• _Exercise directions_
The entries must be set down again word for word; no pictures belong in the copy.

══ Records for this task ══

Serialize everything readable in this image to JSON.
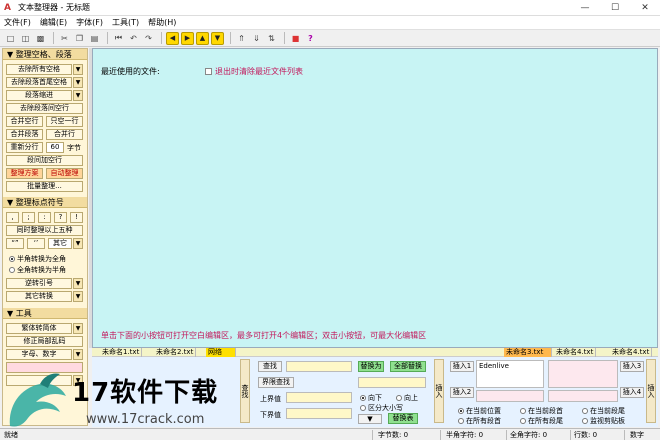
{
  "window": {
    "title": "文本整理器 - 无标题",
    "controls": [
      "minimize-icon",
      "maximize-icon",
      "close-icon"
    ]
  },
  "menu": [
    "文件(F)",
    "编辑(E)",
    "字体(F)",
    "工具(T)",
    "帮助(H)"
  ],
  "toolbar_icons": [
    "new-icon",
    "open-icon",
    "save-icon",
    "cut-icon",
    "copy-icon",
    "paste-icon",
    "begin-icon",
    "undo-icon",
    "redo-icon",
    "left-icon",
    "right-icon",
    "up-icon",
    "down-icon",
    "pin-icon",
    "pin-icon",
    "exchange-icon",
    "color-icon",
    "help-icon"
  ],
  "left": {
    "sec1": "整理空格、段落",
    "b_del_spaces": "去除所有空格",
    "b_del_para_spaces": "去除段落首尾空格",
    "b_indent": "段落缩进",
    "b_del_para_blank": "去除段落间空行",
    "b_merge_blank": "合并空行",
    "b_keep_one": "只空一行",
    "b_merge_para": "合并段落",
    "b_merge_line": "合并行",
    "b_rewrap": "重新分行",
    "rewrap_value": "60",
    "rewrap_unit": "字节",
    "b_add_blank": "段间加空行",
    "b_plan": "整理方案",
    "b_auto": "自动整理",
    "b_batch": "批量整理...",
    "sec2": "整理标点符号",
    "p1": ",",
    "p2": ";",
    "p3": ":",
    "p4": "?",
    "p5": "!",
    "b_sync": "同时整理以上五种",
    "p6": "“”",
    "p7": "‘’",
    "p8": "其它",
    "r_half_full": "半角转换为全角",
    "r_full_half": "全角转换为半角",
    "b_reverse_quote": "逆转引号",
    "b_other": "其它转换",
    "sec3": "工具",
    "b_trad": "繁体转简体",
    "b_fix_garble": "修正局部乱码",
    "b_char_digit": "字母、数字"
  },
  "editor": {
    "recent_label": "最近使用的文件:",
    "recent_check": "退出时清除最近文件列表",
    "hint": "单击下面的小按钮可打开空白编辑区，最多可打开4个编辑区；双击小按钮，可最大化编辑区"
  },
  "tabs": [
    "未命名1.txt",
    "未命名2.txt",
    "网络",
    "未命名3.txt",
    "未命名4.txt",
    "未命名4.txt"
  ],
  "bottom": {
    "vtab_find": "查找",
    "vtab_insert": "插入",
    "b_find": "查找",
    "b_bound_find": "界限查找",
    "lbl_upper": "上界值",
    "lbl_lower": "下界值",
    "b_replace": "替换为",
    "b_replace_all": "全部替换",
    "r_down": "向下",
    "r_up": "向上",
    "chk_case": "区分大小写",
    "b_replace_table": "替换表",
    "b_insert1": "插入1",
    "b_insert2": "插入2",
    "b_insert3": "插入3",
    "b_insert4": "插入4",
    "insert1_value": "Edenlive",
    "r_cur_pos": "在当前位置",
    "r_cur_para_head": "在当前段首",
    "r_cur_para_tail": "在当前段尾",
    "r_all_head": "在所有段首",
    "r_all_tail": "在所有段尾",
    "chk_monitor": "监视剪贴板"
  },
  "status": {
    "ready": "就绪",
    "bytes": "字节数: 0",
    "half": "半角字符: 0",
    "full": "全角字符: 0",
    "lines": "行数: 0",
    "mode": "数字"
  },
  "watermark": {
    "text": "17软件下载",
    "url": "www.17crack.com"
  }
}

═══

• _Answer for the task_
Serialize everything readable in this image to JSON.
{
  "window": {
    "title": "文本整理器 - 无标题",
    "controls": [
      "minimize-icon",
      "maximize-icon",
      "close-icon"
    ]
  },
  "menu": [
    "文件(F)",
    "编辑(E)",
    "字体(F)",
    "工具(T)",
    "帮助(H)"
  ],
  "toolbar_icons": [
    "new-icon",
    "open-icon",
    "save-icon",
    "cut-icon",
    "copy-icon",
    "paste-icon",
    "begin-icon",
    "undo-icon",
    "redo-icon",
    "left-icon",
    "right-icon",
    "up-icon",
    "down-icon",
    "pin-icon",
    "pin-icon",
    "exchange-icon",
    "color-icon",
    "help-icon"
  ],
  "left": {
    "sec1": "整理空格、段落",
    "b_del_spaces": "去除所有空格",
    "b_del_para_spaces": "去除段落首尾空格",
    "b_indent": "段落缩进",
    "b_del_para_blank": "去除段落间空行",
    "b_merge_blank": "合并空行",
    "b_keep_one": "只空一行",
    "b_merge_para": "合并段落",
    "b_merge_line": "合并行",
    "b_rewrap": "重新分行",
    "rewrap_value": "60",
    "rewrap_unit": "字节",
    "b_add_blank": "段间加空行",
    "b_plan": "整理方案",
    "b_auto": "自动整理",
    "b_batch": "批量整理...",
    "sec2": "整理标点符号",
    "p1": ",",
    "p2": ";",
    "p3": ":",
    "p4": "?",
    "p5": "!",
    "b_sync": "同时整理以上五种",
    "p6": "“”",
    "p7": "‘’",
    "p8": "其它",
    "r_half_full": "半角转换为全角",
    "r_full_half": "全角转换为半角",
    "b_reverse_quote": "逆转引号",
    "b_other": "其它转换",
    "sec3": "工具",
    "b_trad": "繁体转简体",
    "b_fix_garble": "修正局部乱码",
    "b_char_digit": "字母、数字"
  },
  "editor": {
    "recent_label": "最近使用的文件:",
    "recent_check": "退出时清除最近文件列表",
    "hint": "单击下面的小按钮可打开空白编辑区，最多可打开4个编辑区；双击小按钮，可最大化编辑区"
  },
  "tabs": [
    "未命名1.txt",
    "未命名2.txt",
    "网络",
    "未命名3.txt",
    "未命名4.txt",
    "未命名4.txt"
  ],
  "bottom": {
    "vtab_find": "查找",
    "vtab_insert": "插入",
    "b_find": "查找",
    "b_bound_find": "界限查找",
    "lbl_upper": "上界值",
    "lbl_lower": "下界值",
    "b_replace": "替换为",
    "b_replace_all": "全部替换",
    "r_down": "向下",
    "r_up": "向上",
    "chk_case": "区分大小写",
    "b_replace_table": "替换表",
    "b_insert1": "插入1",
    "b_insert2": "插入2",
    "b_insert3": "插入3",
    "b_insert4": "插入4",
    "insert1_value": "Edenlive",
    "r_cur_pos": "在当前位置",
    "r_cur_para_head": "在当前段首",
    "r_cur_para_tail": "在当前段尾",
    "r_all_head": "在所有段首",
    "r_all_tail": "在所有段尾",
    "chk_monitor": "监视剪贴板"
  },
  "status": {
    "ready": "就绪",
    "bytes": "字节数: 0",
    "half": "半角字符: 0",
    "full": "全角字符: 0",
    "lines": "行数: 0",
    "mode": "数字"
  },
  "watermark": {
    "text": "17软件下载",
    "url": "www.17crack.com"
  }
}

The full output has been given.